2018 FINE SILVER 4-COIN SET HISTORICAL CURRENCY OF CANADA: PLAYING CARDS OF NEW FRANCE
Introduced in 1685, the playing card money of New France is one of the most interesting chapters in the story of Canadian currency, but few examples survive today. This set of rectangular coins by the Royal Canadian Mint is a four of a kind in fine silver — a King of each suit, and all in a colourful style inspired by the cards that once circulated like banknotes.
SRP: $649.95 (set)
Item Number: 169541
Composition: 99.99% pure silver
Mintage: 1,250 (set)
Weight; 47.34 g (each coin)
Diameter: 49.8 mm x 28.6 mm (each coin)
Face Value: $25 (each coin)
Artist: Trevor Tennant
Packaging: Maroon clamshell with black beauty box
- An homage to currency history. This four-piece collectible is a card-shaped tribute to an unusual currency that circulated in New France. It’s a fascinating glimpse of Canada’s early past—one that gives a sense of the challenges and shortages faced by a growing colony.
- Inspired by the past. The four original designs were inspired by the 18th-century Lionet and Provence Pattern of court cards, with small details that reflect the period style.
- Rectangular shape. In the 17th and 18th centuries, playing cards did not have rounded corners — and neither do these rectangular coins.
- A total of six ounces of silver. The set includes four 1.5 oz. silver coins, each one masterfully engraved and crafted in 99.99% pure silver, plus full colour on the reverse.
- Display and play. Each set comes with a FREE Royal Canadian Mint-branded set of playing cards! Together, this card-and-coin pairing reflects the popularity of card games, now and then.
All four rectangular coins bear original art by artist Trevor Tennant, who drew inspiration from the 18th century Lionet and Provence Pattern of court cards. Each reverse mimics the period style of the playing cards that were used as currency in New France. It features full colour over the engraved depiction of a King from one of four suits: spades, hearts, diamonds and clubs.
- The King of Diamonds (Julius Caesar) holds an authoritative baton in one hand, and in the other, a sceptre that symbolizes imperial power.

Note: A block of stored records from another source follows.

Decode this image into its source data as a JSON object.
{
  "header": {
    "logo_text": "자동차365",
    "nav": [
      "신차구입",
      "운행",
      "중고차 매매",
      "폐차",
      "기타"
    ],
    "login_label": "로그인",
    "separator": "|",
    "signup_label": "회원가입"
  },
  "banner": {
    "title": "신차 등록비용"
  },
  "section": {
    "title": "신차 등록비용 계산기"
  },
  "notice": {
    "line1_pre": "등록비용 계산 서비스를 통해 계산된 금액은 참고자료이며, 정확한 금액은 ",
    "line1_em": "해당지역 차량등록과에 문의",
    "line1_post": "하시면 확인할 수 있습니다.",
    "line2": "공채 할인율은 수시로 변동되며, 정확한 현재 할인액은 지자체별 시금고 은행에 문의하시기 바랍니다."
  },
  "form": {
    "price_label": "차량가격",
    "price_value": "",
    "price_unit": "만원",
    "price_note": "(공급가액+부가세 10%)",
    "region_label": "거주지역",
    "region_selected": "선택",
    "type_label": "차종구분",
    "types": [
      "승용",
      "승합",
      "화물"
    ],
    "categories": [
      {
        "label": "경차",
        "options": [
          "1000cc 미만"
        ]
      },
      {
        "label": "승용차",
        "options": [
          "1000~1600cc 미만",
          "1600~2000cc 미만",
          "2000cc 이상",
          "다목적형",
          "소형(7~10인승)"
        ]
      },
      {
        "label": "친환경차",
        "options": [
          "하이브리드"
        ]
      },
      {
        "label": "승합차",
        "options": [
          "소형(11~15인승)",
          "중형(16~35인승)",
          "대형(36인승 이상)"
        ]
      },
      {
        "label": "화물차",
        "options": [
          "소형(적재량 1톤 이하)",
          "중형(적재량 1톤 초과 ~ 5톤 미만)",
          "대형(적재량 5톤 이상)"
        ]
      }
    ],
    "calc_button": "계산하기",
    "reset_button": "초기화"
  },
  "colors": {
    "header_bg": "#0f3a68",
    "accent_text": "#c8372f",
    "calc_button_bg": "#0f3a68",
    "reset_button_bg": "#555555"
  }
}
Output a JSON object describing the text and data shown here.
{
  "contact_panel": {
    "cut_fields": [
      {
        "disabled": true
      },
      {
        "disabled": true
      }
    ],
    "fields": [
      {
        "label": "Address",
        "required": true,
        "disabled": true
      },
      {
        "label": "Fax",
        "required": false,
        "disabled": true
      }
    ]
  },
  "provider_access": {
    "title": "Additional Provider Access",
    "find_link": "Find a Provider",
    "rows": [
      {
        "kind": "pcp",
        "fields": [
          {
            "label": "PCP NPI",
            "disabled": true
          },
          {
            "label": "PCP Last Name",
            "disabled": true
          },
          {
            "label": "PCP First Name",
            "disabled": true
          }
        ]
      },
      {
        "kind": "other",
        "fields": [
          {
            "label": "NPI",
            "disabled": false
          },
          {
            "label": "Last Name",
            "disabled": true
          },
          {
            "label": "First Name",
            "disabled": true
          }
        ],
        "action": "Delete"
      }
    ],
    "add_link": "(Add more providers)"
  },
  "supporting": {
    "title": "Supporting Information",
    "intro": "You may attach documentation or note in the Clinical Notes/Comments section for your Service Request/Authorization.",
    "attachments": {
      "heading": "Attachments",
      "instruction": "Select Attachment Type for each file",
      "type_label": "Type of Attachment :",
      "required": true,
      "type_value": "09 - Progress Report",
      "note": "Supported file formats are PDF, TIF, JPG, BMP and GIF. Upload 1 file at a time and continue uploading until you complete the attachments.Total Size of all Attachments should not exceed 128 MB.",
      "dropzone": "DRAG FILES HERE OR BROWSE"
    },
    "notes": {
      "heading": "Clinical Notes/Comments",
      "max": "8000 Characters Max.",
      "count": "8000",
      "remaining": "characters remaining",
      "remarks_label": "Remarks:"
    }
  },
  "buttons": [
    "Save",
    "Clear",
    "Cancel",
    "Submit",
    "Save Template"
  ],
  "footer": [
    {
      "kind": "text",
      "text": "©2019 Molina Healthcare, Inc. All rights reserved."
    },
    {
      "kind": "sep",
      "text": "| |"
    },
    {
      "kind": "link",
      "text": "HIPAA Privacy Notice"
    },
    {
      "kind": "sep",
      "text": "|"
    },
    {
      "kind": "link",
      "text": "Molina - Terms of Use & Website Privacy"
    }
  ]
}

- The King of Clubs (Alexander the Great) is a confident king who holds a dagger-like sword in his right hand, and a lotus in his left.
- The King of Hearts (Charlemagne) wears a cloak edged with a scarf-like pattern, while the fleur-de-lis (a symbol of the French monarch) is visible throughout.
- The King of Spades (the biblical David) wears a full-length, fur-lined robe. He holds a sword in one hand and in the other, an orb that signifies having the world in one’s hand.
The obverse features a repeating pattern of the four suit symbols and the effigy of Her Majesty Queen Elizabeth II by Susanna Blunt.